Jan: Contemplative prayer calms us. Because we are letting go of our control of our prayer during that time, this "letting go" begins to permeate every aspect of our lives. We are able to "be" more -- we find that it's easier to be quiet, when in the past a "smart answer" would have popped out of our mouth. We are more likely to expect the Lord to "lengthen the time" for us when we have a really busy day. We are much less likely to take out our frustrations on someone else -- and more likely to be the one who works through a problem.

Also, I find that it makes a difference in the setting of healthy boundaries, and in recognizing how much I can truthfully and faithfully be involved in. I am able to say "No" to some things so that I can give myself wholeheartedly to that which I feel I am called upon to do.

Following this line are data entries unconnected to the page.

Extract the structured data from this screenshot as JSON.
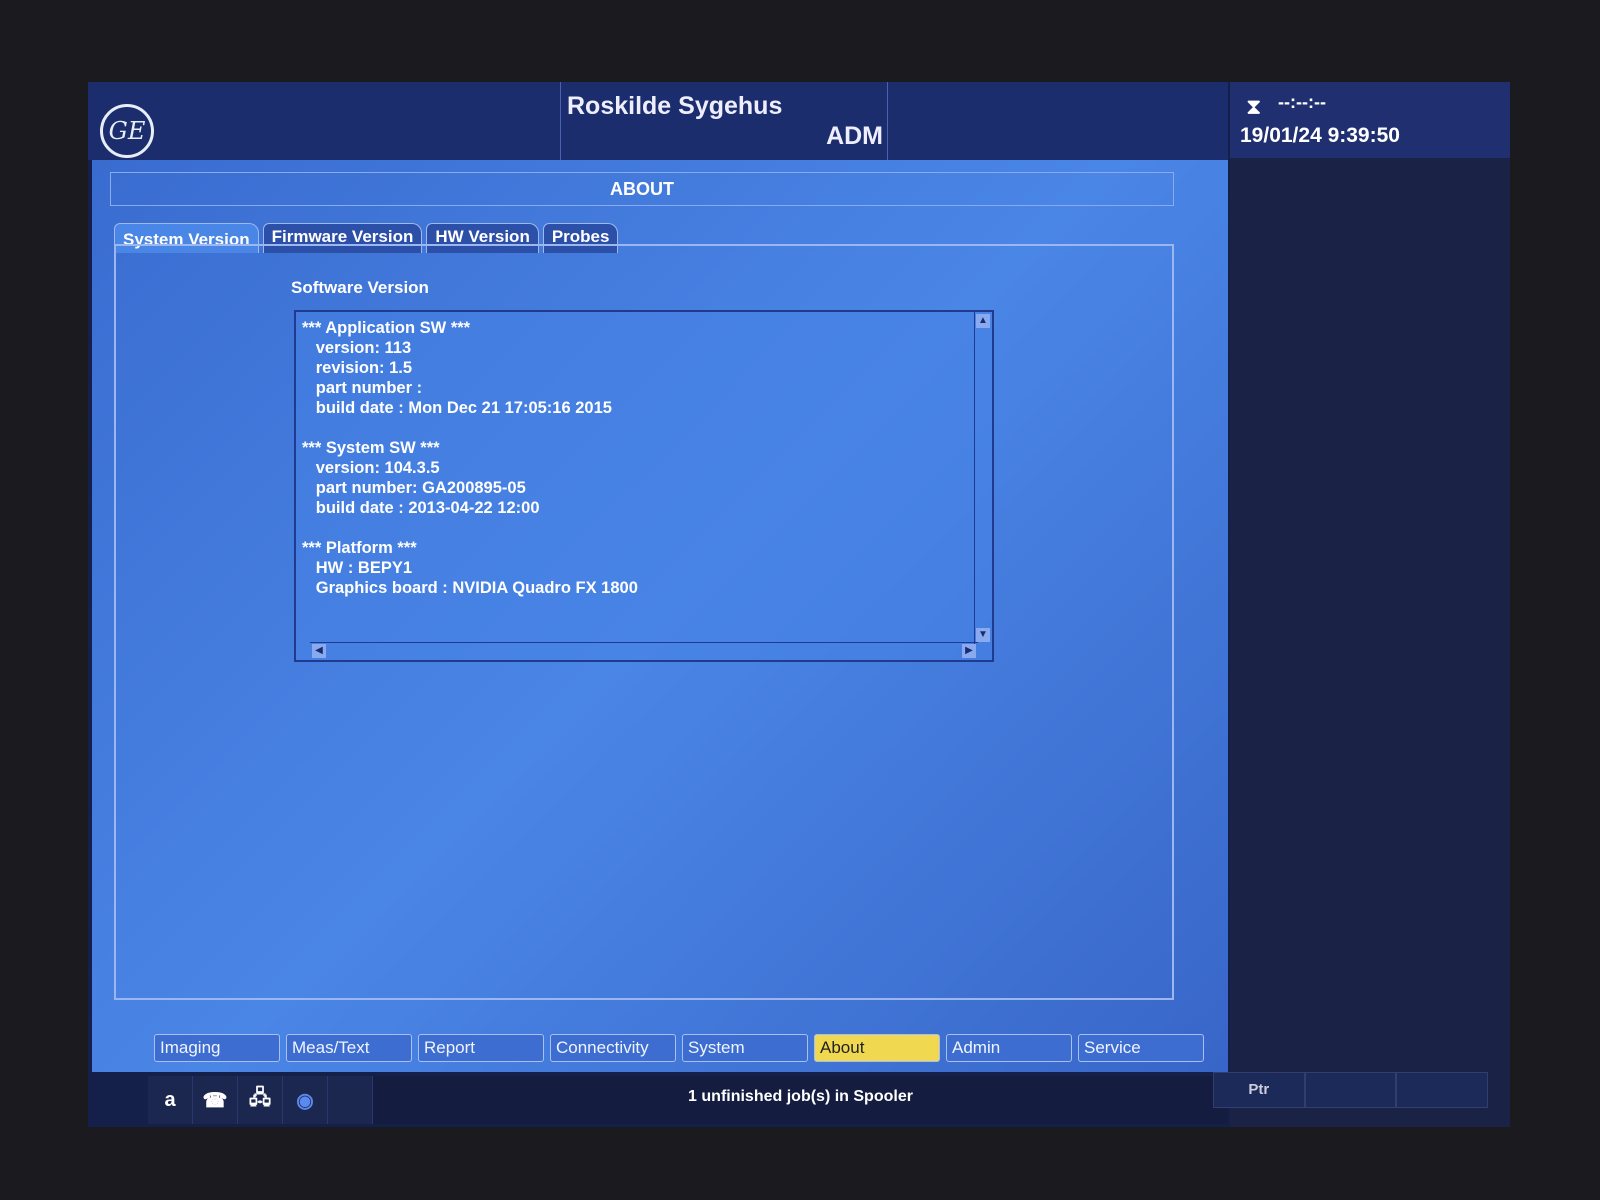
{
  "header": {
    "logo": "GE",
    "hospital": "Roskilde Sygehus",
    "user": "ADM"
  },
  "status_panel": {
    "timer": "--:--:--",
    "datetime": "19/01/24 9:39:50",
    "icon": "hourglass-icon"
  },
  "dialog": {
    "title": "ABOUT",
    "tabs": [
      {
        "label": "System Version",
        "active": true
      },
      {
        "label": "Firmware Version"
      },
      {
        "label": "HW Version"
      },
      {
        "label": "Probes"
      }
    ],
    "section_label": "Software Version",
    "lines": [
      "*** Application SW ***",
      "   version: 113",
      "   revision: 1.5",
      "   part number :",
      "   build date : Mon Dec 21 17:05:16 2015",
      "",
      "*** System SW ***",
      "   version: 104.3.5",
      "   part number: GA200895-05",
      "   build date : 2013-04-22 12:00",
      "",
      "*** Platform ***",
      "   HW : BEPY1",
      "   Graphics board : NVIDIA Quadro FX 1800"
    ]
  },
  "nav": [
    {
      "label": "Imaging"
    },
    {
      "label": "Meas/Text"
    },
    {
      "label": "Report"
    },
    {
      "label": "Connectivity"
    },
    {
      "label": "System"
    },
    {
      "label": "About",
      "active": true
    },
    {
      "label": "Admin"
    },
    {
      "label": "Service"
    }
  ],
  "statusbar": {
    "icons": [
      "a",
      "phone-icon",
      "network-icon",
      "disc-icon"
    ],
    "message": "1 unfinished job(s) in Spooler",
    "ptr": "Ptr"
  }
}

Eva: Going back to the 60,000 thoughts a day and factoring in the issues of busy-ness: You intimate that our need to "always be in a hurry" is uniquely connected to our need to "always be in control." Can you elaborate on this?

Jan: We live in culture that is all about "measurable results." Even our Protestant work ethic says that you can see the measure of a person's commitment to Christ by what they have -- how much money they make, how successful they are. Achieving measurable results usually is connected to managing our time, or money, or labor. So -- we are in control.

Contemplative prayer brings us face to face with the fact that we can't even control our own thoughts! We decide that we are going to sit in the Lord's presence for a mere ten or twenty minutes -- and at the end of the time we find that 90 percent of the time we blew it! We had been distracted from our intention while we thought about all sorts of things that just happened to be on our minds.

Eva: What happens when we yield that control to quiet time with God?

Jan: We see God. We see how loving and caring he is, despite our poor performance.

And we see ourselves. We see how pitiful and weak we are. But we also begin to see that God loves us anyway, just like the newborn -- who cannot perform at all -- who is so loved by his mother.

We reflect on God's great goodness, and our great weakness. We see his gift of life to us. His gift of forgiveness. And then we begin to realize that he has lifted us out of our "mess" and placed us in the midst of the loving circle of the Trinity. Our life "is hid with Christ in God" -- what a wonder that is! Out of that realization of his great love for us comes our desire then to show our love to his world.

Eva: Being quiet in His presence is something you have experienced for some time. What passion caused you to want to write the book now?

Jan: Realizing how much God loves us, and how hard it is for us to believe it is really true for us. My prayer is that everyone who reads my book will get a tiny glimpse of their belovedness, and will pursue a deeper relationship with God so that they experience his extravagant love for themselves.

Eva: If you could sit across from your reader, look them in the eye and say one thing--the one thing you want them to glean from your book-what would it be?

Jan: You are God's beloved. You are cherished. And the Lord is waiting for you to turn your gaze towards him so that he can let you know how precious you are.

Eva: Jan, would you close us with a very short prayer, asking the Lord to hear our hearts as well as our words?

Jan: Thank you, Lord, for loving us and seeing us as precious. Open our eyes so that we can see who you really are, and turn our hearts toward you so that we can give ourselves as a gift to you. Let us forget everything that distracts us from you, and give us the gift of simply being in your presence like Mary of Bethany was. And thank you Lord that you look at our hearts' intention. Amen.

Eva Marie Everson is the author of Shadow of Dreams & Summon the Shadows and an award-winning national speaker. She can be contacted for comments or for speaking engagement bookings at Bridegroomsbride@aol.com or you can go to www.evamarieeverson.com